====== Data to process ======

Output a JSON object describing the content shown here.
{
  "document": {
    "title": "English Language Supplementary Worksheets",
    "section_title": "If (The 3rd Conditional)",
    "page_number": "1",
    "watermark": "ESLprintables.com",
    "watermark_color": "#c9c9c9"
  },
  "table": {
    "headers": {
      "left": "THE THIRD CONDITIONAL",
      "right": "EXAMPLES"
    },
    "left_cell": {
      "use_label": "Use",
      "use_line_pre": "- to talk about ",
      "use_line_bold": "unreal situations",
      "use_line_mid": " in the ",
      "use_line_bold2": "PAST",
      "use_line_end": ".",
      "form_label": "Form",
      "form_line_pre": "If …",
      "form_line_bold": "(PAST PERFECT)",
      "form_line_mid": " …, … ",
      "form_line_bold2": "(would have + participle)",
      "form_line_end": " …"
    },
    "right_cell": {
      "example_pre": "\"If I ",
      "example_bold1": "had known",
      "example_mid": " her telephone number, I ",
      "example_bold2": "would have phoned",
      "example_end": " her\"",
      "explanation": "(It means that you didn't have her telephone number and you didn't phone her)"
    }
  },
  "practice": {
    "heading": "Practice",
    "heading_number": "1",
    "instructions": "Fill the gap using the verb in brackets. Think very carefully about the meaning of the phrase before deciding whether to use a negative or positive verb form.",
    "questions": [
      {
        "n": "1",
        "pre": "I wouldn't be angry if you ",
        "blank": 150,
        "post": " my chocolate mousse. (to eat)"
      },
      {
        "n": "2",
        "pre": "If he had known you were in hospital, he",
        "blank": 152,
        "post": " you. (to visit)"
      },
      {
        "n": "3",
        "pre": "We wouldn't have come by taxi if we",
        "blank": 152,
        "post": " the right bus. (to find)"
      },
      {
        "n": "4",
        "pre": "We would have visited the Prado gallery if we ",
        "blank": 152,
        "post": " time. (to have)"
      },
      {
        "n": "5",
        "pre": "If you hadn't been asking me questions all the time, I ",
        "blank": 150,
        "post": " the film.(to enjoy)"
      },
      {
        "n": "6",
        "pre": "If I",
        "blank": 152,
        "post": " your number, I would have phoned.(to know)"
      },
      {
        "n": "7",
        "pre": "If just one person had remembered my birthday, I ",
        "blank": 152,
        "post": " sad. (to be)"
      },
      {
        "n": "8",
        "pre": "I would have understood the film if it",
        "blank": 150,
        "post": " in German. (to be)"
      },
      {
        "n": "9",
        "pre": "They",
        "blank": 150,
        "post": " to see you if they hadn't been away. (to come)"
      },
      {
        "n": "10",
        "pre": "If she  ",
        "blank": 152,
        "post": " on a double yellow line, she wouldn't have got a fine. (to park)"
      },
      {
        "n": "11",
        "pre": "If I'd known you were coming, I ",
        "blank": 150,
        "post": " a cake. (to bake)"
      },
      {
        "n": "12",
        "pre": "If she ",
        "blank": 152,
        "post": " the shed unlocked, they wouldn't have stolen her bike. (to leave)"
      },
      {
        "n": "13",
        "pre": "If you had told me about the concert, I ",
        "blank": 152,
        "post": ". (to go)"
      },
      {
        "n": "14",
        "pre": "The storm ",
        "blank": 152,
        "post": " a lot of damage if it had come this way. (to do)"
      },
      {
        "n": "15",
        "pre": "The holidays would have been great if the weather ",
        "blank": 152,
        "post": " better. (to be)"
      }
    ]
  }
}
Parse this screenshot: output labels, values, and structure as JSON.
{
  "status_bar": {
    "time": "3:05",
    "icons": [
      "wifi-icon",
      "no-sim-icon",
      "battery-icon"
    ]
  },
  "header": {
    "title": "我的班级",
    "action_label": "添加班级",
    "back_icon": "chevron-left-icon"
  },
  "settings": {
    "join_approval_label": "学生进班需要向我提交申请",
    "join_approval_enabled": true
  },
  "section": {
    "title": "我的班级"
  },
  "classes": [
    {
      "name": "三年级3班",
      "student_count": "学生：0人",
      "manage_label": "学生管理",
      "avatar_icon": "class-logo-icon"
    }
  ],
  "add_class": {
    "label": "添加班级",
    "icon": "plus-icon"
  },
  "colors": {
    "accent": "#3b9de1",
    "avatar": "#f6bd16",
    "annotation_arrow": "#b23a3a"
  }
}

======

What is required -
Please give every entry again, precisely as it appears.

Task output -
Output a JSON object describing the content shown here.
{
  "document": {
    "title": "English Language Supplementary Worksheets",
    "section_title": "If (The 3rd Conditional)",
    "page_number": "1",
    "watermark": "ESLprintables.com",
    "watermark_color": "#c9c9c9"
  },
  "table": {
    "headers": {
      "left": "THE THIRD CONDITIONAL",
      "right": "EXAMPLES"
    },
    "left_cell": {
      "use_label": "Use",
      "use_line_pre": "- to talk about ",
      "use_line_bold": "unreal situations",
      "use_line_mid": " in the ",
      "use_line_bold2": "PAST",
      "use_line_end": ".",
      "form_label": "Form",
      "form_line_pre": "If …",
      "form_line_bold": "(PAST PERFECT)",
      "form_line_mid": " …, … ",
      "form_line_bold2": "(would have + participle)",
      "form_line_end": " …"
    },
    "right_cell": {
      "example_pre": "\"If I ",
      "example_bold1": "had known",
      "example_mid": " her telephone number, I ",
      "example_bold2": "would have phoned",
      "example_end": " her\"",
      "explanation": "(It means that you didn't have her telephone number and you didn't phone her)"
    }
  },
  "practice": {
    "heading": "Practice",
    "heading_number": "1",
    "instructions": "Fill the gap using the verb in brackets. Think very carefully about the meaning of the phrase before deciding whether to use a negative or positive verb form.",
    "questions": [
      {
        "n": "1",
        "pre": "I wouldn't be angry if you ",
        "blank": 150,
        "post": " my chocolate mousse. (to eat)"
      },
      {
        "n": "2",
        "pre": "If he had known you were in hospital, he",
        "blank": 152,
        "post": " you. (to visit)"
      },
      {
        "n": "3",
        "pre": "We wouldn't have come by taxi if we",
        "blank": 152,
        "post": " the right bus. (to find)"
      },
      {
        "n": "4",
        "pre": "We would have visited the Prado gallery if we ",
        "blank": 152,
        "post": " time. (to have)"
      },
      {
        "n": "5",
        "pre": "If you hadn't been asking me questions all the time, I ",
        "blank": 150,
        "post": " the film.(to enjoy)"
      },
      {
        "n": "6",
        "pre": "If I",
        "blank": 152,
        "post": " your number, I would have phoned.(to know)"
      },
      {
        "n": "7",
        "pre": "If just one person had remembered my birthday, I ",
        "blank": 152,
        "post": " sad. (to be)"
      },
      {
        "n": "8",
        "pre": "I would have understood the film if it",
        "blank": 150,
        "post": " in German. (to be)"
      },
      {
        "n": "9",
        "pre": "They",
        "blank": 150,
        "post": " to see you if they hadn't been away. (to come)"
      },
      {
        "n": "10",
        "pre": "If she  ",
        "blank": 152,
        "post": " on a double yellow line, she wouldn't have got a fine. (to park)"
      },
      {
        "n": "11",
        "pre": "If I'd known you were coming, I ",
        "blank": 150,
        "post": " a cake. (to bake)"
      },
      {
        "n": "12",
        "pre": "If she ",
        "blank": 152,
        "post": " the shed unlocked, they wouldn't have stolen her bike. (to leave)"
      },
      {
        "n": "13",
        "pre": "If you had told me about the concert, I ",
        "blank": 152,
        "post": ". (to go)"
      },
      {
        "n": "14",
        "pre": "The storm ",
        "blank": 152,
        "post": " a lot of damage if it had come this way. (to do)"
      },
      {
        "n": "15",
        "pre": "The holidays would have been great if the weather ",
        "blank": 152,
        "post": " better. (to be)"
      }
    ]
  }
}
Parse this screenshot: output labels, values, and structure as JSON.
{
  "status_bar": {
    "time": "3:05",
    "icons": [
      "wifi-icon",
      "no-sim-icon",
      "battery-icon"
    ]
  },
  "header": {
    "title": "我的班级",
    "action_label": "添加班级",
    "back_icon": "chevron-left-icon"
  },
  "settings": {
    "join_approval_label": "学生进班需要向我提交申请",
    "join_approval_enabled": true
  },
  "section": {
    "title": "我的班级"
  },
  "classes": [
    {
      "name": "三年级3班",
      "student_count": "学生：0人",
      "manage_label": "学生管理",
      "avatar_icon": "class-logo-icon"
    }
  ],
  "add_class": {
    "label": "添加班级",
    "icon": "plus-icon"
  },
  "colors": {
    "accent": "#3b9de1",
    "avatar": "#f6bd16",
    "annotation_arrow": "#b23a3a"
  }
}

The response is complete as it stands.